EXERCISE MATERIALS
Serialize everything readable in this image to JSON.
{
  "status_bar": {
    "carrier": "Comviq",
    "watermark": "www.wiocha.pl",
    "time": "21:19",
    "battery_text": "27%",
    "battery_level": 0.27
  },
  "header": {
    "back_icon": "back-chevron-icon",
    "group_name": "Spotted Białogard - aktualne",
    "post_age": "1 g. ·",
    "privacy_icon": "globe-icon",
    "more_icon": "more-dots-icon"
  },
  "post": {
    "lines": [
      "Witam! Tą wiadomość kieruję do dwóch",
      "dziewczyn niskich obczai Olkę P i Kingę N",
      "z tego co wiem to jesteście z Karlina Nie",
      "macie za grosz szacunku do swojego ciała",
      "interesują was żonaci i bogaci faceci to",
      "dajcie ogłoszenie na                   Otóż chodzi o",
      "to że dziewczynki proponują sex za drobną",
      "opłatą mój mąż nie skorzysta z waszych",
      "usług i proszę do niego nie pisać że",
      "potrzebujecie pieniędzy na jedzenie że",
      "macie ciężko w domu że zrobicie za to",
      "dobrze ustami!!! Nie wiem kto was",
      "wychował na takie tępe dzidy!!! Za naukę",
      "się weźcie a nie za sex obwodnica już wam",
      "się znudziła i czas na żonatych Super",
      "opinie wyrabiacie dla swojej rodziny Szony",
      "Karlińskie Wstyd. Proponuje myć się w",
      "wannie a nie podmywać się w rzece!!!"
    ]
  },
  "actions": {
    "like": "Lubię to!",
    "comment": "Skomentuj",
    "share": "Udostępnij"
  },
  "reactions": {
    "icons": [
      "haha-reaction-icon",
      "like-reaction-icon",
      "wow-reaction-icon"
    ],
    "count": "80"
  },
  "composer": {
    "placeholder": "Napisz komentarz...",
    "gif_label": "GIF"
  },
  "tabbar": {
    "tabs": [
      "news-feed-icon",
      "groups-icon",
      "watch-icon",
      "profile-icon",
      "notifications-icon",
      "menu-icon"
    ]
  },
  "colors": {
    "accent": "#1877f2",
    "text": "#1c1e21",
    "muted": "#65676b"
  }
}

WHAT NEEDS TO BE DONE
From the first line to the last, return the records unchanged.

WRITTEN ANSWER
Serialize everything readable in this image to JSON.
{
  "status_bar": {
    "carrier": "Comviq",
    "watermark": "www.wiocha.pl",
    "time": "21:19",
    "battery_text": "27%",
    "battery_level": 0.27
  },
  "header": {
    "back_icon": "back-chevron-icon",
    "group_name": "Spotted Białogard - aktualne",
    "post_age": "1 g. ·",
    "privacy_icon": "globe-icon",
    "more_icon": "more-dots-icon"
  },
  "post": {
    "lines": [
      "Witam! Tą wiadomość kieruję do dwóch",
      "dziewczyn niskich obczai Olkę P i Kingę N",
      "z tego co wiem to jesteście z Karlina Nie",
      "macie za grosz szacunku do swojego ciała",
      "interesują was żonaci i bogaci faceci to",
      "dajcie ogłoszenie na                   Otóż chodzi o",
      "to że dziewczynki proponują sex za drobną",
      "opłatą mój mąż nie skorzysta z waszych",
      "usług i proszę do niego nie pisać że",
      "potrzebujecie pieniędzy na jedzenie że",
      "macie ciężko w domu że zrobicie za to",
      "dobrze ustami!!! Nie wiem kto was",
      "wychował na takie tępe dzidy!!! Za naukę",
      "się weźcie a nie za sex obwodnica już wam",
      "się znudziła i czas na żonatych Super",
      "opinie wyrabiacie dla swojej rodziny Szony",
      "Karlińskie Wstyd. Proponuje myć się w",
      "wannie a nie podmywać się w rzece!!!"
    ]
  },
  "actions": {
    "like": "Lubię to!",
    "comment": "Skomentuj",
    "share": "Udostępnij"
  },
  "reactions": {
    "icons": [
      "haha-reaction-icon",
      "like-reaction-icon",
      "wow-reaction-icon"
    ],
    "count": "80"
  },
  "composer": {
    "placeholder": "Napisz komentarz...",
    "gif_label": "GIF"
  },
  "tabbar": {
    "tabs": [
      "news-feed-icon",
      "groups-icon",
      "watch-icon",
      "profile-icon",
      "notifications-icon",
      "menu-icon"
    ]
  },
  "colors": {
    "accent": "#1877f2",
    "text": "#1c1e21",
    "muted": "#65676b"
  }
}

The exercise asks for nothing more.